19. RamboUdin -- 2010-11-21 00:34

Some site in the net offers that driver. I'm not going to try that, but i read that comments and said, "wow! how amazing is that?". "If i could use that driver, haha, it is not illegal."!

THANKS!

Could you make driver for dectalk access 32?

NVDA should support many synthesizers!

20. KevanGC -- 2010-11-24 19:37

This is how I did it. Go get the trial version of Zoomtext. You don't need to use zoomtext ever, you just need to make sure you install IBM ViaVoice when you get Zoomtext. If you install correctly, the voices for IBM ViaVoice should appear in the SAPI4 list in the voice settings dialog.

21. RamboUdin -- 2010-12-03 21:57

It is not good! Something error occur.

22. KevanGC -- 2010-12-11 13:30

I had no errors. Maybe u didn't put it on right or something. It might not be legal though, so do it at ur own risk. Hehehe.

23. briang1 -- 2014-05-22 18:08

Well after reading all of that, I decided to look at Dolphins products which I have. They do use a restricted version of Eloquence in that it appears not to be any standard Sapi interpretation.
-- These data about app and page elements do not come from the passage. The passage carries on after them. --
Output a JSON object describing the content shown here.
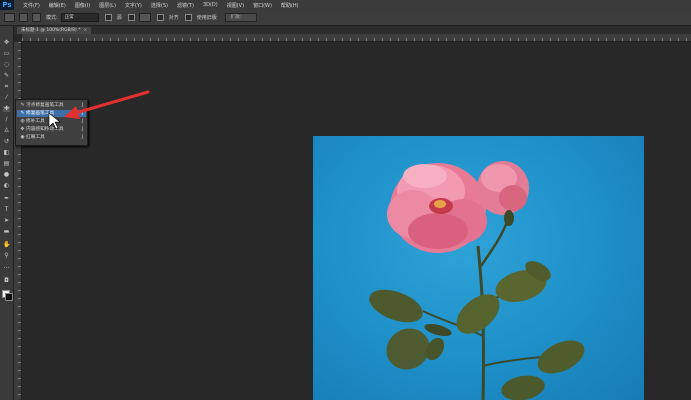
{
  "app": {
    "logo": "Ps"
  },
  "menu": [
    "文件(F)",
    "编辑(E)",
    "图像(I)",
    "图层(L)",
    "文字(Y)",
    "选择(S)",
    "滤镜(T)",
    "3D(D)",
    "视图(V)",
    "窗口(W)",
    "帮助(H)"
  ],
  "options": {
    "mode_label": "模式:",
    "mode_value": "正常",
    "source_label": "源",
    "pattern_label": "图案",
    "aligned_label": "对齐",
    "sample_label": "使用旧版",
    "diffusion_label": "扩散:"
  },
  "document": {
    "tab_title": "未标题-1 @ 100%(RGB/8) *",
    "close": "×"
  },
  "flyout": {
    "items": [
      {
        "icon": "spot-healing-brush-icon",
        "label": "污点修复画笔工具",
        "key": "J"
      },
      {
        "icon": "healing-brush-icon",
        "label": "修复画笔工具",
        "key": "J"
      },
      {
        "icon": "patch-icon",
        "label": "修补工具",
        "key": "J"
      },
      {
        "icon": "content-aware-move-icon",
        "label": "内容感知移动工具",
        "key": "J"
      },
      {
        "icon": "red-eye-icon",
        "label": "红眼工具",
        "key": "J"
      }
    ],
    "selected_index": 1
  },
  "colors": {
    "accent": "#3c6fa8",
    "arrow": "#e53030",
    "photo_bg": "#1e8fc8"
  }
}
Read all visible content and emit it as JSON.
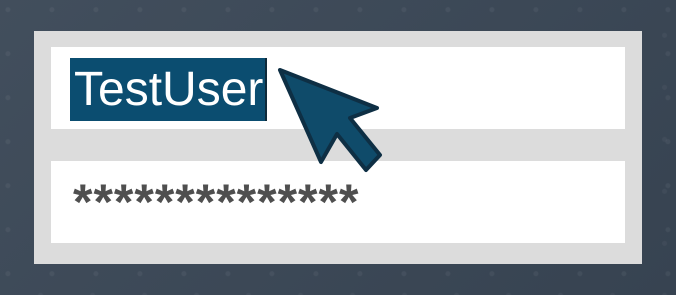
{
  "login": {
    "username": "TestUser",
    "password_masked": "**************"
  },
  "cursor": {
    "icon": "arrow-cursor-icon"
  },
  "colors": {
    "background": "#3a4756",
    "panel": "#dcdcdc",
    "field": "#ffffff",
    "selection": "#0b4d70",
    "password_text": "#4f4f4f",
    "cursor": "#0f4b6a"
  }
}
However interestingly, they do have Daniel and Serena as stand alone Realspeak solo, and Sapi5, both of which seem to be working in NVDA. The latter two are in fact stand alone installers and effectively I assume you purchase the right to use them in anything, but not Eloquence.

While some people here love Eloquence, many find it very difficult, I include myself in that area, but voices are intensely personal, an I can see why some are passionate at needing what it offers. Its all very sad that those who hold the legal strings to this cannot be more chritable for the sake of those who cannot see well.

24. dhankuta -- 2014-06-27 15:43

Hi, There is no alternative of mother. Espeak, though robotic speech out; has many superior features than any one else. If there had no espeak, thousands of VI fellows of third world may have compelled to be out of reach in accessing computer in their mother tongue. Myself, with no knowledge of programming have prepared the espeak voices of many languages of Indian sub-continent. Consequently, the access in regional languages is possible. It has nearly 3 times more voices than any so called multilingual TTS! Let me remind a proverb: Those who are hungry enter inside a restaurant near by them and those who are not, move around in search of it so that their stomach may get a tiny place to hold the items to be eaten for joy!